The “Midnight Assassination Law” And Minnesota’S Anti-Death Penalty Movement, John Bessler Jan 1996

The “Midnight Assassination Law” And Minnesota’S Anti-Death Penalty Movement, John Bessler

All Faculty Scholarship

This article traces the history of Minnesota's anti-death penalty movement and the 1889 Minnesota law - dubbed by contemporaries as the "midnight assassination law" - requiring private, nighttime executions. That law, authored by Minnesota legislator John Day Smith, restricted the number of execution spectators, prohibited newspapers from printing any execution details, and provided that only the fact of the execution could be lawfully printed. Also commonly referred to as the "John Day Smith law," this Minnesota statute was challenged as being unconstitutional by Minnesota newspapers after those newspapers printed details of a botched hanging and were charged with violating the law ...


Reply To Daniel Polsby (Symposium: The New York Death Penalty In Context), Samuel R. Gross Jan 1996

Reply To Daniel Polsby (Symposium: The New York Death Penalty In Context), Samuel R. Gross

Articles

I'd like to offer a few words in response to Professor Polsby's articulate, forceful and amusing essay in favor of capital punishment.


The Risks Of Death: Why Erroneous Convictions Are Common In Capital Cases (Symposium: The New York Death Penalty In Context), Samuel R. Gross Jan 1996

The Risks Of Death: Why Erroneous Convictions Are Common In Capital Cases (Symposium: The New York Death Penalty In Context), Samuel R. Gross

Articles

As the Supreme Court has said, time and again, death is different: It is "different in kind from any other punishment imposed under our system of criminal justice;"1 it "differs more from life imprisonment than a 100-year sentence differs from one of only a year or two;"' 2 and so forth. Traditionally, this observation has justified special procedural protections for capital defendants.

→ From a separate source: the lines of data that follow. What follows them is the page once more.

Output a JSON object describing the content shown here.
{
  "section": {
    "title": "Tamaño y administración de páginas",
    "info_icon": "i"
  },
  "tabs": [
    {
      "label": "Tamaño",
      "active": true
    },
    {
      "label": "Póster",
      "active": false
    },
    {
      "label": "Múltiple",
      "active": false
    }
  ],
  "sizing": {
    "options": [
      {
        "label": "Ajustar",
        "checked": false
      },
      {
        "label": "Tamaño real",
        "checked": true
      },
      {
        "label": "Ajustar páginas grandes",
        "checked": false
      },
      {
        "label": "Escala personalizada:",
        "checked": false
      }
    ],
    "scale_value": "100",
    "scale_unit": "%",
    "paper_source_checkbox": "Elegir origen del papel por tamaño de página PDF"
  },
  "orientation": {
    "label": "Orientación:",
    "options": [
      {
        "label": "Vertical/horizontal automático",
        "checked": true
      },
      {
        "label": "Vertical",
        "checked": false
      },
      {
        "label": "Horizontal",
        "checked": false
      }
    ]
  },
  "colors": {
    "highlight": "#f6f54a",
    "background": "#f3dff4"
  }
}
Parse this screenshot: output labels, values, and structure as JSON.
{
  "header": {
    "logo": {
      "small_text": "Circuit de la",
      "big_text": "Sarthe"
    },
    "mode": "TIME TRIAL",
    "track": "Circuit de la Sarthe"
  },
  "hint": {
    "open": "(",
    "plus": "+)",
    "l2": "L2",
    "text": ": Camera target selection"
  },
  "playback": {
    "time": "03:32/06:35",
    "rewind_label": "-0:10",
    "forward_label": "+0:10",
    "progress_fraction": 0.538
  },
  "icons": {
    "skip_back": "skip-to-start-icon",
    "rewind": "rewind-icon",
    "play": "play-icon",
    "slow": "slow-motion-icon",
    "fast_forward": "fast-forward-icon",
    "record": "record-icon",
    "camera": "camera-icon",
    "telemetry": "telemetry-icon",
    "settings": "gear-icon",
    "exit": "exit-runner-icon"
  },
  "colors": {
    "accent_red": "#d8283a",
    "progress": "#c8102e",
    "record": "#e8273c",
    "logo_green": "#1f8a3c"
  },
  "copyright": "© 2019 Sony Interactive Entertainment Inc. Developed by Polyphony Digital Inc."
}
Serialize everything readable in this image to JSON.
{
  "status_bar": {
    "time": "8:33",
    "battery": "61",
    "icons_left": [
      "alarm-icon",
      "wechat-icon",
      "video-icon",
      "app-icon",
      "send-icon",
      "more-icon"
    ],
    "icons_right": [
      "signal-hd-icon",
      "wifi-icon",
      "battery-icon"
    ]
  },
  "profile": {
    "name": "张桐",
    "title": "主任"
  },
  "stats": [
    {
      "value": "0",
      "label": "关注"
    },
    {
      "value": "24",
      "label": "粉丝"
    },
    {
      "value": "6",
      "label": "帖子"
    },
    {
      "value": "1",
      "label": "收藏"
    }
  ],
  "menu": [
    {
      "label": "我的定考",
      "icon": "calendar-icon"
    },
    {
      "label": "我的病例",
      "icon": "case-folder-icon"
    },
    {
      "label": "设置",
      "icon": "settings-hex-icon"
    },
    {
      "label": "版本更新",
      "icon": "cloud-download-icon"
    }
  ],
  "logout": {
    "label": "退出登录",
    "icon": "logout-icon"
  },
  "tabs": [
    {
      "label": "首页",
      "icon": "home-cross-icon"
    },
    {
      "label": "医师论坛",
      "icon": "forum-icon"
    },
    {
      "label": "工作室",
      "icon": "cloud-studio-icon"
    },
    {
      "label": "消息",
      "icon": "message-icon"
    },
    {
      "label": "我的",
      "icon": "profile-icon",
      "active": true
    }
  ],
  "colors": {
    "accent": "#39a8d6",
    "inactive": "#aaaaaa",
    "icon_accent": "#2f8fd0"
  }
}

Justice Harlan put it nicely nearly forty years ago: "I do not concede that whatever process is 'due' an offender faced with a fine or a prison sentence necessarily satisfies the requirements of the Constitution in a ...


Mitigation, Mercy, And Delay: The Moral Politics Of Death Penalty Abolitionists, Anthony V. Alfieri Jan 1996

Mitigation, Mercy, And Delay: The Moral Politics Of Death Penalty Abolitionists, Anthony V. Alfieri

Articles

No abstract provided.